Dale Turner is Associate Professor of Native American Studies and Government at Dartmouth. His research interests are social and political philosophy, Amerindian philosophy, philosophy of law and early modern political philosophy. His latest publications include "What is Native American Philosophy?: Towards a Critical Indigenous Philosophy," in The Nature of Philosophy: Whose Knowledge? Which Tradition? ed. George Yanncy, (forthcoming, Rowman & Littlefield) and This is not a Peace Pipe: Towards a Critical Indigenous Philosophy (University of Toronto Press, 2006).
Katherine Hart Associate Director and the Barbara C. and Harvey P. Hood 1918 Curator of Academic Programming, has been at the Hood Museum of Art since 1990. She serves as head of the museum’s curatorial and collection management departments, works with the director on contemporary art projects and acquisitions, and is the museum’s liaison to faculty and students. She was the curatorial coordinator for the museum’s recent major exhibition Coming of Age in Ancient Greece: Images of Childhood from the Classical Past (2003), which traveled to several institutions including the J. Paul Getty Museum and also of other major traveling exhibitions organized by the Hood. She has served as the curator of a number of Hood Museum of Art exhibitions, including Romare Bearden: Collages; Regional Selections: 1996; The Body and Its Image: Art, Technology, and Medical Knowledge; Mel Kendrick : Core Samples; and most recently co-curator of Protest in Paris: Photographs by Serge Hambourg. She was co-curator of A Gift to the College: The Mr. and Mrs. Adolph Weil Jr. Collection of Master Prints. She also organized and authored the exhibition catalogue for James Gillray: Prints by the 18th-Century Master of Caricature. In the area of Native American art and studies, she has worked with colleagues overseeing the documentation on the ledger drawing collection and also was the staff member responsible for bringing Reservation X: The Power of Place in Aboriginal Contemporary Art to Dartmouth.

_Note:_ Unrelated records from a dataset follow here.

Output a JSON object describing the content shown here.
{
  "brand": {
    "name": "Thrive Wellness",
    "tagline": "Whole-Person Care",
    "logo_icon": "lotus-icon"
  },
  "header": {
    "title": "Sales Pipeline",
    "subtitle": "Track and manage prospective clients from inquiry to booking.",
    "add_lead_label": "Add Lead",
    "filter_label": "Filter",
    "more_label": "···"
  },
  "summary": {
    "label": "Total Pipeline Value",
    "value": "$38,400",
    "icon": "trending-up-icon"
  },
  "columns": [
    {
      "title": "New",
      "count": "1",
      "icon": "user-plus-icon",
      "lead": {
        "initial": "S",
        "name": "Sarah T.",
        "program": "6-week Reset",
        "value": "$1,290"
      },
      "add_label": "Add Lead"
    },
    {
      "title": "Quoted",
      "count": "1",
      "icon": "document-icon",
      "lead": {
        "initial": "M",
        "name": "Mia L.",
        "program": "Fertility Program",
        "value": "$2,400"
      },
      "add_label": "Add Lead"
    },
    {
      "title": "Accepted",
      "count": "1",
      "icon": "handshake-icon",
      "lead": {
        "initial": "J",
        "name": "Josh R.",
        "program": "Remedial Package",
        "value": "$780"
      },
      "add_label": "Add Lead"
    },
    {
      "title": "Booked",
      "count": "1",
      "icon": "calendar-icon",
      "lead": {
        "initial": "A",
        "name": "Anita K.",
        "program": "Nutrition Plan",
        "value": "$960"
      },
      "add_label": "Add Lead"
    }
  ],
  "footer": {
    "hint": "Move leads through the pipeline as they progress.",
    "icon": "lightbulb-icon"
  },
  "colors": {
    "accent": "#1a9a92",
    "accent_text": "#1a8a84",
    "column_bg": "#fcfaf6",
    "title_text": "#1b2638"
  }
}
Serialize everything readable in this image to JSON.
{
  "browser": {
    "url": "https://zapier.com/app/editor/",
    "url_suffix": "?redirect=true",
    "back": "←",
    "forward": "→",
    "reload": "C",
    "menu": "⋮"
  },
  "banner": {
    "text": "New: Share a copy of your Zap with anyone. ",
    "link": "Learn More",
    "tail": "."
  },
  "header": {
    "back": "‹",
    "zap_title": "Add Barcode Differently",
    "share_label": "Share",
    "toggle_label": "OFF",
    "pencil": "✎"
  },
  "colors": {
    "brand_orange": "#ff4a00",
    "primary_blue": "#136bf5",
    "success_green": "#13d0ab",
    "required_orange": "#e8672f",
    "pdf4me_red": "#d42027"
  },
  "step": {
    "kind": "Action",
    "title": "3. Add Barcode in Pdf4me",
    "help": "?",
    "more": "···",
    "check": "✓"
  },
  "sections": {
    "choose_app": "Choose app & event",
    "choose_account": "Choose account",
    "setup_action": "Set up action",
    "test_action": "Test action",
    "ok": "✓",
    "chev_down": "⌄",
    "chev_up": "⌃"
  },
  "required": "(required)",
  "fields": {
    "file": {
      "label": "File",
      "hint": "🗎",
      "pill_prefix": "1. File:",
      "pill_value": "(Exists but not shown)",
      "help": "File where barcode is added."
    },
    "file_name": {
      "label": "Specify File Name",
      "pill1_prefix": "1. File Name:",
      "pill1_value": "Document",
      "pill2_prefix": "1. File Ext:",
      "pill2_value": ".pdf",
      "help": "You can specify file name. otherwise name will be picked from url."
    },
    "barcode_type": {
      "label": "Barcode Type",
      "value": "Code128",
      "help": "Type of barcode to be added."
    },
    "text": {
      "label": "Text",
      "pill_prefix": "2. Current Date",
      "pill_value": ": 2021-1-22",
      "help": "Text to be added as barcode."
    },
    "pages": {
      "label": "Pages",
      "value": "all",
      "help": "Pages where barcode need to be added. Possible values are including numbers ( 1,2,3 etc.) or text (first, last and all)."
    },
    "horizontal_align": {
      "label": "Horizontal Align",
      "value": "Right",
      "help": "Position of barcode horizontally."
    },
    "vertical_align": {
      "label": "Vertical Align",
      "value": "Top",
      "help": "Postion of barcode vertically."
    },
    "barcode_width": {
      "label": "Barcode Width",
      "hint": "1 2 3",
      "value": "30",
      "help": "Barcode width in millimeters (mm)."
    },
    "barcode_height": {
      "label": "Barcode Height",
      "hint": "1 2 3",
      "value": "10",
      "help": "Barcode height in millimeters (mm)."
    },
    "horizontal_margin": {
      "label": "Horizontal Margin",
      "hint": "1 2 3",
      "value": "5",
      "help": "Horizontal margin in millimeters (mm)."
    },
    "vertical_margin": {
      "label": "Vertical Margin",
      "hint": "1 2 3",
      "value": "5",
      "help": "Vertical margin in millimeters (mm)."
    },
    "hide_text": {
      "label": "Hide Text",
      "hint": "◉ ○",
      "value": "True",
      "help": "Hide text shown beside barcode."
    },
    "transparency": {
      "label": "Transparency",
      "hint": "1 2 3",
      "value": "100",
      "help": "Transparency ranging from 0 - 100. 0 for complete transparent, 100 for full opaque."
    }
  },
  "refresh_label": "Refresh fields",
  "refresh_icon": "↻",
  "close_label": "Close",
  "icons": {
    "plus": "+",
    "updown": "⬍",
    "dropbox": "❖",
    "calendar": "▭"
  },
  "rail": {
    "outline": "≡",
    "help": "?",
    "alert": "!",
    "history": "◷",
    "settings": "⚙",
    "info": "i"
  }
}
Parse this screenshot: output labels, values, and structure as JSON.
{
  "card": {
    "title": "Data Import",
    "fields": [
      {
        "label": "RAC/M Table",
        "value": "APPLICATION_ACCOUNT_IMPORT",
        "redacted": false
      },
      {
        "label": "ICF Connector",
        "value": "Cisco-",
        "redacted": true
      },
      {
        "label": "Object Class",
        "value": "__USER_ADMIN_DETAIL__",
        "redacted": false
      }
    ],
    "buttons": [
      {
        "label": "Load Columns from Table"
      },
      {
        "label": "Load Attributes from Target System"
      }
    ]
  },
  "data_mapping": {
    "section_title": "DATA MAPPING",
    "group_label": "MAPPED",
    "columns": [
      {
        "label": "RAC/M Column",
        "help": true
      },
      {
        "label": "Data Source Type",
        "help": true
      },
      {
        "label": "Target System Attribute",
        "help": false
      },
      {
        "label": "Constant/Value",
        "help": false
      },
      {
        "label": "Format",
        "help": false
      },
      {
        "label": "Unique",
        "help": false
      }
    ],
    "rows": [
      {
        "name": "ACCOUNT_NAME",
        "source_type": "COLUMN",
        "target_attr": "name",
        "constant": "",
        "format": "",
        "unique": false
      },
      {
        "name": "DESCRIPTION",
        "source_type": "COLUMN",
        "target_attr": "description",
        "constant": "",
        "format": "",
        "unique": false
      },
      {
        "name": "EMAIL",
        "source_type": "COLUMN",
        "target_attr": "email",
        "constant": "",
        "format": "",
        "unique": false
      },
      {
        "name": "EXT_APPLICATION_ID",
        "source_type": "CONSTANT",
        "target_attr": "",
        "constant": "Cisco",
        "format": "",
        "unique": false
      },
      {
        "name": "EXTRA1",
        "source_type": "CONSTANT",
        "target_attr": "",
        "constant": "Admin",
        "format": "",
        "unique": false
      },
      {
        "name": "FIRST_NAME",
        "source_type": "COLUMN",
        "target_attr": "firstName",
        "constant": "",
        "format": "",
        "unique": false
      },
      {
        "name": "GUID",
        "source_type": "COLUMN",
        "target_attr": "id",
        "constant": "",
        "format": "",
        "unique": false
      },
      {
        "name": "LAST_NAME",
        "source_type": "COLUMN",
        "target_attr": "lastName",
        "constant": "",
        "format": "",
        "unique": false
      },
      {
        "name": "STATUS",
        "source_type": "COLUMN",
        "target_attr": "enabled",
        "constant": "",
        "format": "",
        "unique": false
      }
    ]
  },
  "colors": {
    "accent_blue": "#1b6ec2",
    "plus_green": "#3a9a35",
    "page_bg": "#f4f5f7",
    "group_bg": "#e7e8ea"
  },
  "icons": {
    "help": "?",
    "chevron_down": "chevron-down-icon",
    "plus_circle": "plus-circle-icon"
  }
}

Ben Madley earned his PH.D. In history at Yale University in 2009, where his dissertation, American Genocide: The California Indian Catastrophe, 1846-1873, won the Frederick W. Beinecke Dissertation Prize. Ben is the author of several articles including "California's Yuki Indians: Defining Genocide in Native American History." He is currently an Andrew W. Mellon Postdoctoral Fellow at Dartmouth, where he teaches History and Native American Studies.
Karen Miller, Assistant Curator for Special Projects at the Hood Museum of Art at Dartmouth College , is overseeing its 2010 ledger art exhibitions, as well as Native American Art at Dartmouth: Highlights from the Hood Museum of Art, on view October 8, 2011- March 12, 2012. In 2008-2009 she served as project manager of the Hood's Felix de la Concha: Private Portraits/Public Conversations. Karen spent fifteen years in Alaska and wrote her MA thesis on the work of contemporary Inupiaq sculptor Susie Qimmiqsak Bevins.
Last Updated: 2/5/11